** Opening INPUT DATA block **

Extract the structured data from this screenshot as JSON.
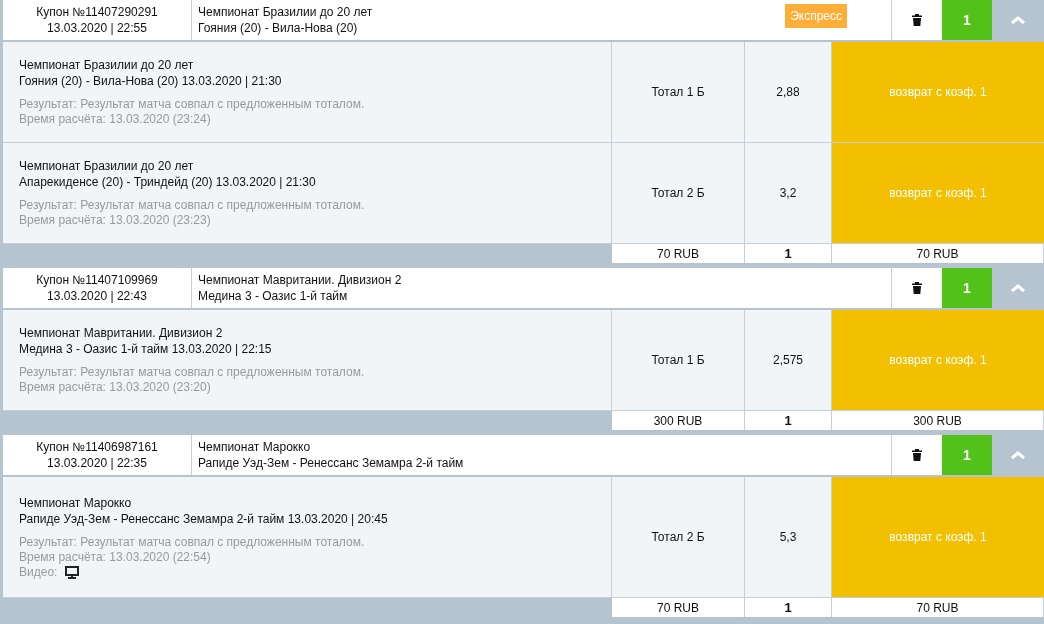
{
  "coupons": [
    {
      "ticket": "Купон №11407290291",
      "datetime": "13.03.2020 | 22:55",
      "event_title": "Чемпионат Бразилии до 20 лет",
      "event_match": "Гояния (20) - Вила-Нова (20)",
      "badge": "Экспресс",
      "count": "1",
      "expanded": true,
      "bets": [
        {
          "championship": "Чемпионат Бразилии до 20 лет",
          "match_line": "Гояния (20) - Вила-Нова (20) 13.03.2020 | 21:30",
          "result": "Результат: Результат матча совпал с предложенным тоталом.",
          "settled_time": "Время расчёта: 13.03.2020 (23:24)",
          "selection": "Тотал 1 Б",
          "odds": "2,88",
          "outcome": "возврат с коэф. 1"
        },
        {
          "championship": "Чемпионат Бразилии до 20 лет",
          "match_line": "Апарекиденсе (20) - Триндейд (20) 13.03.2020 | 21:30",
          "result": "Результат: Результат матча совпал с предложенным тоталом.",
          "settled_time": "Время расчёта: 13.03.2020 (23:23)",
          "selection": "Тотал 2 Б",
          "odds": "3,2",
          "outcome": "возврат с коэф. 1"
        }
      ],
      "footer": {
        "stake": "70 RUB",
        "count": "1",
        "payout": "70 RUB"
      }
    },
    {
      "ticket": "Купон №11407109969",
      "datetime": "13.03.2020 | 22:43",
      "event_title": "Чемпионат Мавритании. Дивизион 2",
      "event_match": "Медина 3 - Оазис 1-й тайм",
      "count": "1",
      "expanded": true,
      "bets": [
        {
          "championship": "Чемпионат Мавритании. Дивизион 2",
          "match_line": "Медина 3 - Оазис 1-й тайм 13.03.2020 | 22:15",
          "result": "Результат: Результат матча совпал с предложенным тоталом.",
          "settled_time": "Время расчёта: 13.03.2020 (23:20)",
          "selection": "Тотал 1 Б",
          "odds": "2,575",
          "outcome": "возврат с коэф. 1"
        }
      ],
      "footer": {
        "stake": "300 RUB",
        "count": "1",
        "payout": "300 RUB"
      }
    },
    {
      "ticket": "Купон №11406987161",
      "datetime": "13.03.2020 | 22:35",
      "event_title": "Чемпионат Марокко",
      "event_match": "Рапиде Уэд-Зем - Ренессанс Земамра 2-й тайм",
      "count": "1",
      "expanded": true,
      "bets": [
        {
          "championship": "Чемпионат Марокко",
          "match_line": "Рапиде Уэд-Зем - Ренессанс Земамра 2-й тайм 13.03.2020 | 20:45",
          "result": "Результат: Результат матча совпал с предложенным тоталом.",
          "settled_time": "Время расчёта: 13.03.2020 (22:54)",
          "video_label": "Видео:",
          "selection": "Тотал 2 Б",
          "odds": "5,3",
          "outcome": "возврат с коэф. 1"
        }
      ],
      "footer": {
        "stake": "70 RUB",
        "count": "1",
        "payout": "70 RUB"
      }
    }
  ]
}
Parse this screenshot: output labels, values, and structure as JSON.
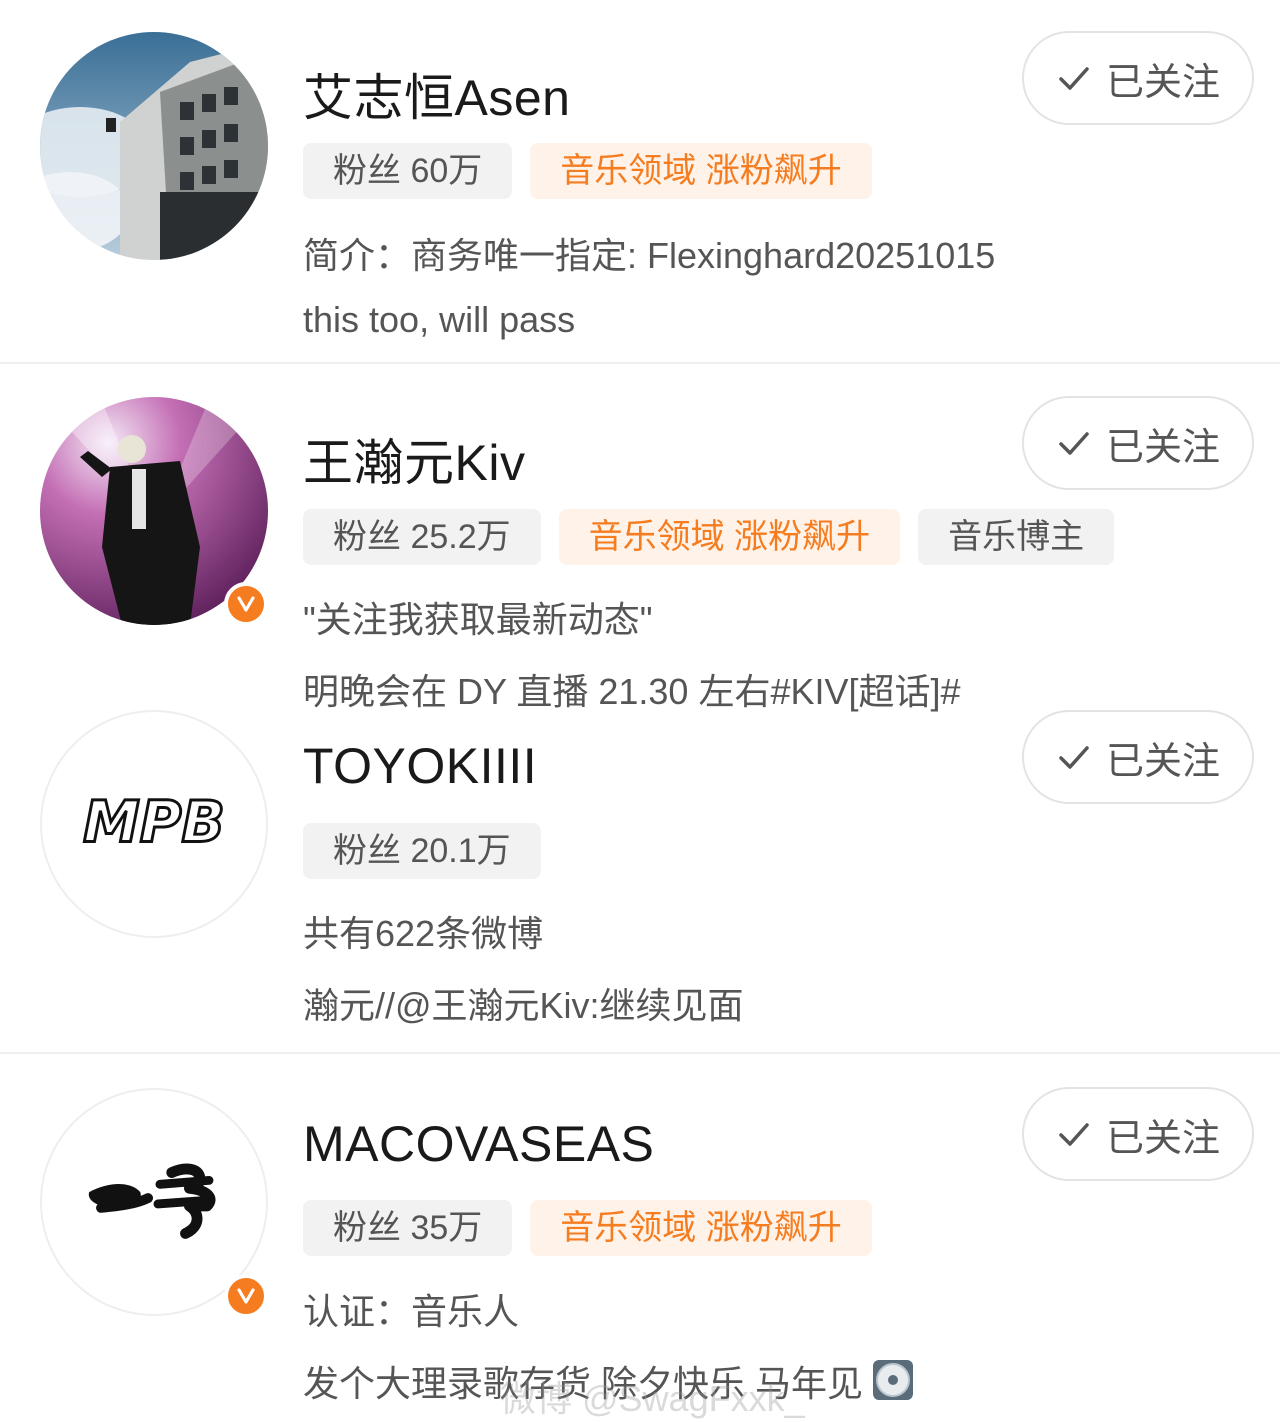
{
  "follow_label": "已关注",
  "accent_color": "#f57c1f",
  "users": [
    {
      "name": "艾志恒Asen",
      "fans": "粉丝 60万",
      "tags": [
        "音乐领域 涨粉飙升"
      ],
      "line1": "简介：商务唯一指定: Flexinghard20251015",
      "line2": "this too, will pass"
    },
    {
      "name": "王瀚元Kiv",
      "fans": "粉丝 25.2万",
      "tags": [
        "音乐领域 涨粉飙升",
        "音乐博主"
      ],
      "line1": "\"关注我获取最新动态\"",
      "line2": "明晚会在 DY 直播 21.30 左右#KIV[超话]#",
      "verified": true
    },
    {
      "name": "TOYOKIIII",
      "fans": "粉丝 20.1万",
      "tags": [],
      "line1": "共有622条微博",
      "line2": "瀚元//@王瀚元Kiv:继续见面",
      "avatar_logo": "MPB"
    },
    {
      "name": "MACOVASEAS",
      "fans": "粉丝 35万",
      "tags": [
        "音乐领域 涨粉飙升"
      ],
      "line1": "认证：音乐人",
      "line2": "发个大理录歌存货 除夕快乐 马年见",
      "verified": true
    }
  ],
  "watermark": "微博 @SwagFxxk_"
}
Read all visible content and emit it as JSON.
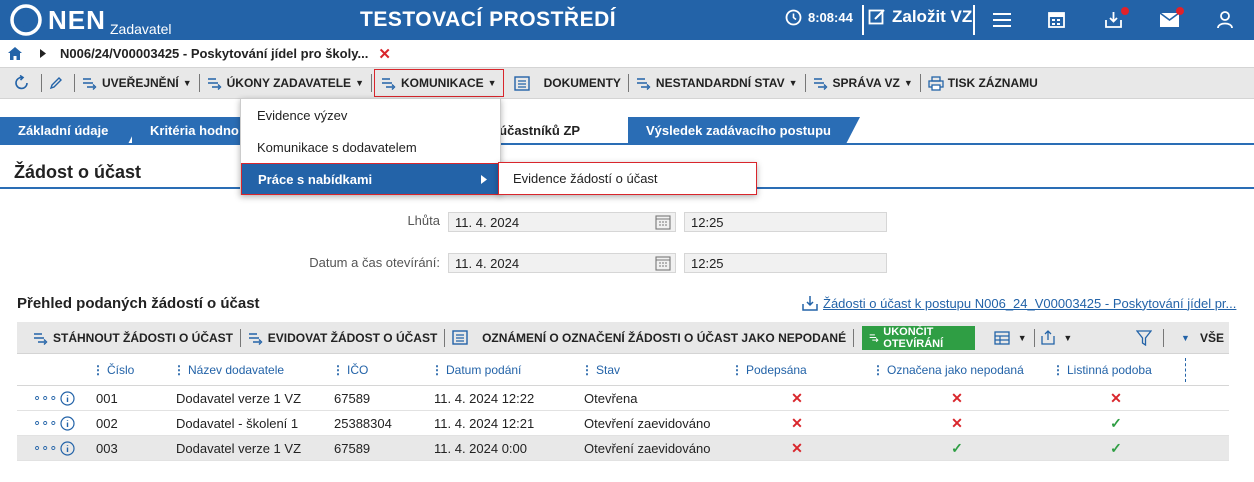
{
  "header": {
    "logo": "NEN",
    "logo_sub": "Zadavatel",
    "env_title": "TESTOVACÍ PROSTŘEDÍ",
    "timer": "8:08:44",
    "create_vz": "Založit VZ"
  },
  "breadcrumb": {
    "path": "N006/24/V00003425 - Poskytování jídel pro školy..."
  },
  "toolbar": {
    "publish": "UVEŘEJNĚNÍ",
    "acts": "ÚKONY ZADAVATELE",
    "communication": "KOMUNIKACE",
    "documents": "DOKUMENTY",
    "nonstandard": "NESTANDARDNÍ STAV",
    "vz_management": "SPRÁVA VZ",
    "print": "TISK ZÁZNAMU"
  },
  "tabs": [
    {
      "label": "Základní údaje"
    },
    {
      "label": "Kritéria hodno"
    },
    {
      "label": "ní účastníků ZP"
    },
    {
      "label": "Výsledek zadávacího postupu"
    }
  ],
  "dropdown": {
    "items": [
      {
        "label": "Evidence výzev"
      },
      {
        "label": "Komunikace s dodavatelem"
      },
      {
        "label": "Práce s nabídkami"
      }
    ],
    "submenu": "Evidence žádostí o účast"
  },
  "section": {
    "title": "Žádost o účast",
    "deadline_label": "Lhůta",
    "deadline_date": "11. 4. 2024",
    "deadline_time": "12:25",
    "opening_label": "Datum a čas otevírání:",
    "opening_date": "11. 4. 2024",
    "opening_time": "12:25"
  },
  "list": {
    "title": "Přehled podaných žádostí o účast",
    "link": "Žádosti o účast k postupu N006_24_V00003425 - Poskytování jídel pr..."
  },
  "grid_toolbar": {
    "download": "STÁHNOUT ŽÁDOSTI O ÚČAST",
    "register": "EVIDOVAT ŽÁDOST O ÚČAST",
    "notify": "OZNÁMENÍ O OZNAČENÍ ŽÁDOSTI O ÚČAST JAKO NEPODANÉ",
    "finish": "UKONČIT OTEVÍRÁNÍ",
    "all": "VŠE"
  },
  "table": {
    "columns": {
      "number": "Číslo",
      "supplier": "Název dodavatele",
      "ico": "IČO",
      "submitted": "Datum podání",
      "status": "Stav",
      "signed": "Podepsána",
      "marked": "Označena jako nepodaná",
      "paper": "Listinná podoba"
    },
    "rows": [
      {
        "number": "001",
        "supplier": "Dodavatel verze 1 VZ",
        "ico": "67589",
        "submitted": "11. 4. 2024 12:22",
        "status": "Otevřena",
        "signed": false,
        "marked": false,
        "paper": false
      },
      {
        "number": "002",
        "supplier": "Dodavatel - školení 1",
        "ico": "25388304",
        "submitted": "11. 4. 2024 12:21",
        "status": "Otevření zaevidováno",
        "signed": false,
        "marked": false,
        "paper": true
      },
      {
        "number": "003",
        "supplier": "Dodavatel verze 1 VZ",
        "ico": "67589",
        "submitted": "11. 4. 2024 0:00",
        "status": "Otevření zaevidováno",
        "signed": false,
        "marked": true,
        "paper": true
      }
    ]
  },
  "colors": {
    "primary": "#2363a8",
    "tab": "#2a6db5",
    "accent_red": "#d9262c",
    "green": "#2f9e44",
    "toolbar_bg": "#e8e8e8"
  }
}
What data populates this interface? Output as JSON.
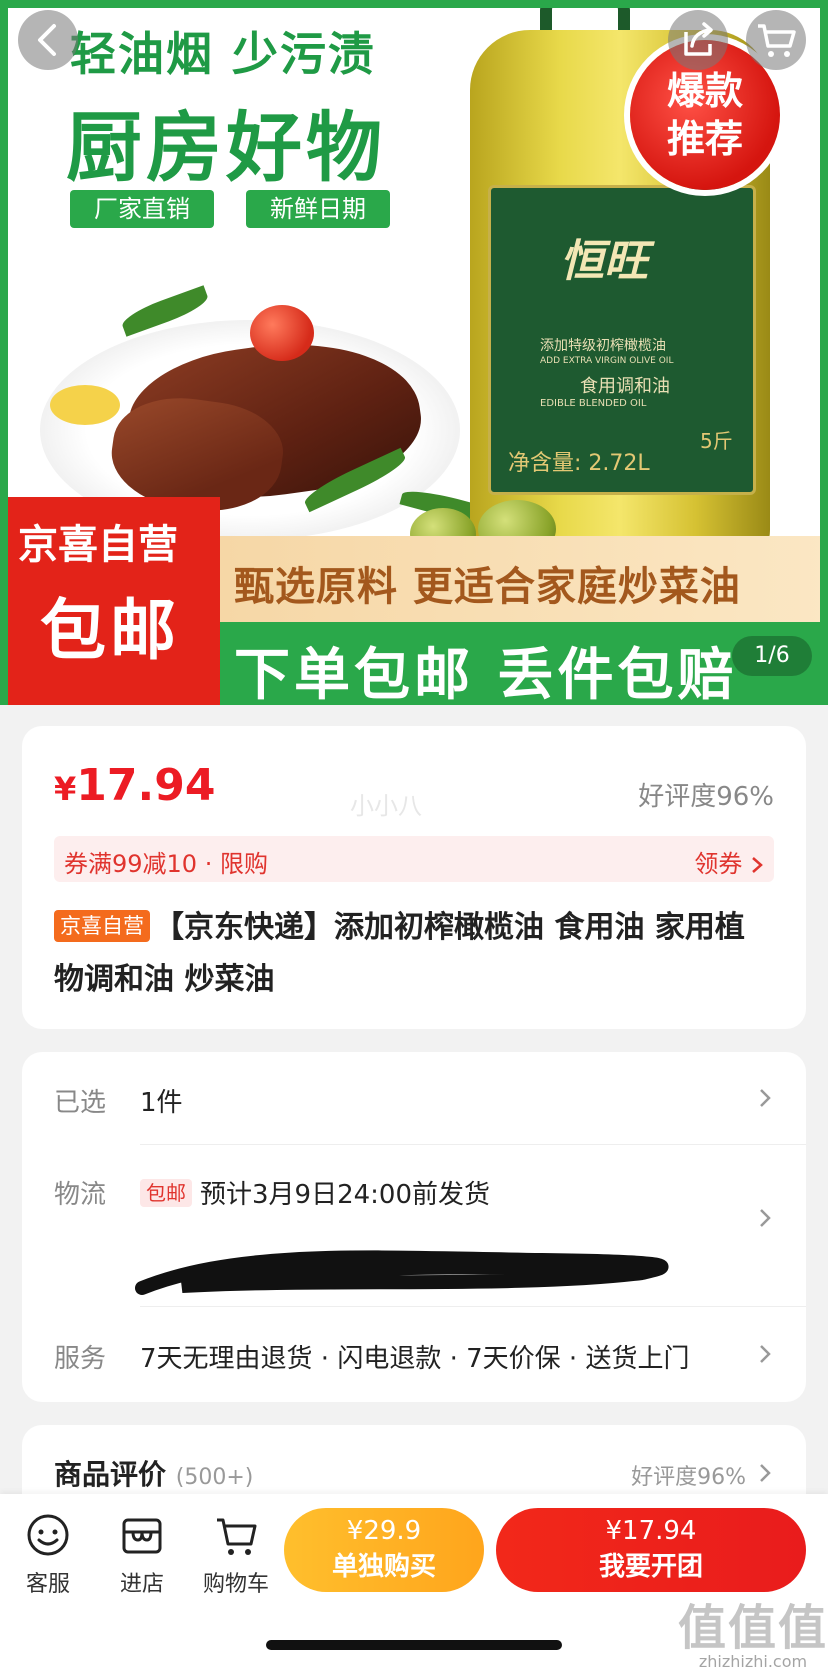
{
  "banner": {
    "headline1": "轻油烟 少污渍",
    "headline2": "厨房好物",
    "tag1": "厂家直销",
    "tag2": "新鲜日期",
    "sticker_line1": "爆款",
    "sticker_line2": "推荐",
    "bottle_brand": "恒旺",
    "bottle_line1": "添加特级初榨橄榄油",
    "bottle_line2": "ADD EXTRA VIRGIN OLIVE OIL",
    "bottle_line3": "食用调和油",
    "bottle_line4": "EDIBLE BLENDED OIL",
    "bottle_net": "净含量: 2.72L",
    "bottle_size": "5斤",
    "promo_left_top": "京喜自营",
    "promo_left_big": "包邮",
    "promo_mid": "甄选原料 更适合家庭炒菜油",
    "promo_bottom": "下单包邮 丢件包赔",
    "counter": "1/6"
  },
  "product": {
    "price_symbol": "¥",
    "price": "17.94",
    "good_rate": "好评度96%",
    "faint_text": "小小八",
    "coupon": "券满99减10 · 限购",
    "coupon_action": "领券",
    "badge": "京喜自营",
    "title": "【京东快递】添加初榨橄榄油 食用油 家用植物调和油 炒菜油"
  },
  "details": {
    "selected_label": "已选",
    "selected_value": "1件",
    "logistics_label": "物流",
    "logistics_badge": "包邮",
    "logistics_value": "预计3月9日24:00前发货",
    "service_label": "服务",
    "service_value": "7天无理由退货 · 闪电退款 · 7天价保 · 送货上门"
  },
  "reviews": {
    "title": "商品评价",
    "count": "(500+)",
    "good_rate": "好评度96%"
  },
  "bottom_bar": {
    "service": "客服",
    "store": "进店",
    "cart": "购物车",
    "single_price": "¥29.9",
    "single_label": "单独购买",
    "group_price": "¥17.94",
    "group_label": "我要开团"
  },
  "watermark": {
    "logo": "值值值",
    "url": "zhizhizhi.com"
  },
  "colors": {
    "brand_red": "#ec1c24",
    "green": "#2aa84a",
    "orange": "#ffa51c"
  }
}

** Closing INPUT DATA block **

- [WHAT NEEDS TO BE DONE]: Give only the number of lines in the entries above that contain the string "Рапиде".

- [SOLUTION TO THIS TASK]: 2